*TO DO*:
Set the listing down once more, exactly as given.

+ + +

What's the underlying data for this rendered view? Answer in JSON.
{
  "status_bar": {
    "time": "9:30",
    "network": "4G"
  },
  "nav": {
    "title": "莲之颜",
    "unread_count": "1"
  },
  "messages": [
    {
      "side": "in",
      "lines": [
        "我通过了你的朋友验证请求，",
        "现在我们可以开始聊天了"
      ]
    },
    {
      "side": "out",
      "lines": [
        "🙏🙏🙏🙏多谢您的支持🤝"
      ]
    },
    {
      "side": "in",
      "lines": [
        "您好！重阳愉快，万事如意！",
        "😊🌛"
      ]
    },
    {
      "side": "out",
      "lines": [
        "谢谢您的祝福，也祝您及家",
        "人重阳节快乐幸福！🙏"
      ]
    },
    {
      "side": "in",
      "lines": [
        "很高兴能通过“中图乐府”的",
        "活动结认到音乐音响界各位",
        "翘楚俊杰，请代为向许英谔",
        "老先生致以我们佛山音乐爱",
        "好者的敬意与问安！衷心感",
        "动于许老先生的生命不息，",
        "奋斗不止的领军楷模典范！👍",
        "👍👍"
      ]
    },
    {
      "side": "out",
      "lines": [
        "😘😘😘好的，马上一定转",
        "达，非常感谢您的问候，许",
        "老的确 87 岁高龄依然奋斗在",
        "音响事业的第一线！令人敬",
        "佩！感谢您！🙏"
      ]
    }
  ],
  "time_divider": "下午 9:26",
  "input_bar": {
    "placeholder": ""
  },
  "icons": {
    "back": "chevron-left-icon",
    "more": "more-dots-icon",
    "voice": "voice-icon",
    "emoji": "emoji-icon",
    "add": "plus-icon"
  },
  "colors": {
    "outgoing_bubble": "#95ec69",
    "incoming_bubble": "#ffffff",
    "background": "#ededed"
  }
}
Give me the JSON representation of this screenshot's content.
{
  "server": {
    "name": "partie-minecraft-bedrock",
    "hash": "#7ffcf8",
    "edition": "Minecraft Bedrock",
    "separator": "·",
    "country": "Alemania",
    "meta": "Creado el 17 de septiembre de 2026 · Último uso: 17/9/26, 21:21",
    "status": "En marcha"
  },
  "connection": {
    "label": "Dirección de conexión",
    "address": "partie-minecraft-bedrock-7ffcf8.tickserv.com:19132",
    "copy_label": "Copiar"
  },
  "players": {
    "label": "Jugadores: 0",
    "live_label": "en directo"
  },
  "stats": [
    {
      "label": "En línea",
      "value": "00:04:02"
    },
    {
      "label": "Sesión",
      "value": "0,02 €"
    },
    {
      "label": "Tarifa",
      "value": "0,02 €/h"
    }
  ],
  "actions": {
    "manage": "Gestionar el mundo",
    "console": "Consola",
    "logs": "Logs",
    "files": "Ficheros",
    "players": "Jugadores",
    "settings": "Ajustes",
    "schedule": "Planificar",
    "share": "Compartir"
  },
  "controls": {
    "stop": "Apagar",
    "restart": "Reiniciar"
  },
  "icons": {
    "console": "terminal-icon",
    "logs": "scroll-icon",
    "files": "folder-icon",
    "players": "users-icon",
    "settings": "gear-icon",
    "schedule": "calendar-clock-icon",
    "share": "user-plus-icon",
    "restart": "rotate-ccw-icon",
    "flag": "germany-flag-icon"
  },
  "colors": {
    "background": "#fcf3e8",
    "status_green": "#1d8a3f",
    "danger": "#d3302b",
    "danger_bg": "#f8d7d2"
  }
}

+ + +

*EXPECTED ANSWER*:
What's the underlying data for this rendered view? Answer in JSON.
{
  "status_bar": {
    "time": "9:30",
    "network": "4G"
  },
  "nav": {
    "title": "莲之颜",
    "unread_count": "1"
  },
  "messages": [
    {
      "side": "in",
      "lines": [
        "我通过了你的朋友验证请求，",
        "现在我们可以开始聊天了"
      ]
    },
    {
      "side": "out",
      "lines": [
        "🙏🙏🙏🙏多谢您的支持🤝"
      ]
    },
    {
      "side": "in",
      "lines": [
        "您好！重阳愉快，万事如意！",
        "😊🌛"
      ]
    },
    {
      "side": "out",
      "lines": [
        "谢谢您的祝福，也祝您及家",
        "人重阳节快乐幸福！🙏"
      ]
    },
    {
      "side": "in",
      "lines": [
        "很高兴能通过“中图乐府”的",
        "活动结认到音乐音响界各位",
        "翘楚俊杰，请代为向许英谔",
        "老先生致以我们佛山音乐爱",
        "好者的敬意与问安！衷心感",
        "动于许老先生的生命不息，",
        "奋斗不止的领军楷模典范！👍",
        "👍👍"
      ]
    },
    {
      "side": "out",
      "lines": [
        "😘😘😘好的，马上一定转",
        "达，非常感谢您的问候，许",
        "老的确 87 岁高龄依然奋斗在",
        "音响事业的第一线！令人敬",
        "佩！感谢您！🙏"
      ]
    }
  ],
  "time_divider": "下午 9:26",
  "input_bar": {
    "placeholder": ""
  },
  "icons": {
    "back": "chevron-left-icon",
    "more": "more-dots-icon",
    "voice": "voice-icon",
    "emoji": "emoji-icon",
    "add": "plus-icon"
  },
  "colors": {
    "outgoing_bubble": "#95ec69",
    "incoming_bubble": "#ffffff",
    "background": "#ededed"
  }
}
Give me the JSON representation of this screenshot's content.
{
  "server": {
    "name": "partie-minecraft-bedrock",
    "hash": "#7ffcf8",
    "edition": "Minecraft Bedrock",
    "separator": "·",
    "country": "Alemania",
    "meta": "Creado el 17 de septiembre de 2026 · Último uso: 17/9/26, 21:21",
    "status": "En marcha"
  },
  "connection": {
    "label": "Dirección de conexión",
    "address": "partie-minecraft-bedrock-7ffcf8.tickserv.com:19132",
    "copy_label": "Copiar"
  },
  "players": {
    "label": "Jugadores: 0",
    "live_label": "en directo"
  },
  "stats": [
    {
      "label": "En línea",
      "value": "00:04:02"
    },
    {
      "label": "Sesión",
      "value": "0,02 €"
    },
    {
      "label": "Tarifa",
      "value": "0,02 €/h"
    }
  ],
  "actions": {
    "manage": "Gestionar el mundo",
    "console": "Consola",
    "logs": "Logs",
    "files": "Ficheros",
    "players": "Jugadores",
    "settings": "Ajustes",
    "schedule": "Planificar",
    "share": "Compartir"
  },
  "controls": {
    "stop": "Apagar",
    "restart": "Reiniciar"
  },
  "icons": {
    "console": "terminal-icon",
    "logs": "scroll-icon",
    "files": "folder-icon",
    "players": "users-icon",
    "settings": "gear-icon",
    "schedule": "calendar-clock-icon",
    "share": "user-plus-icon",
    "restart": "rotate-ccw-icon",
    "flag": "germany-flag-icon"
  },
  "colors": {
    "background": "#fcf3e8",
    "status_green": "#1d8a3f",
    "danger": "#d3302b",
    "danger_bg": "#f8d7d2"
  }
}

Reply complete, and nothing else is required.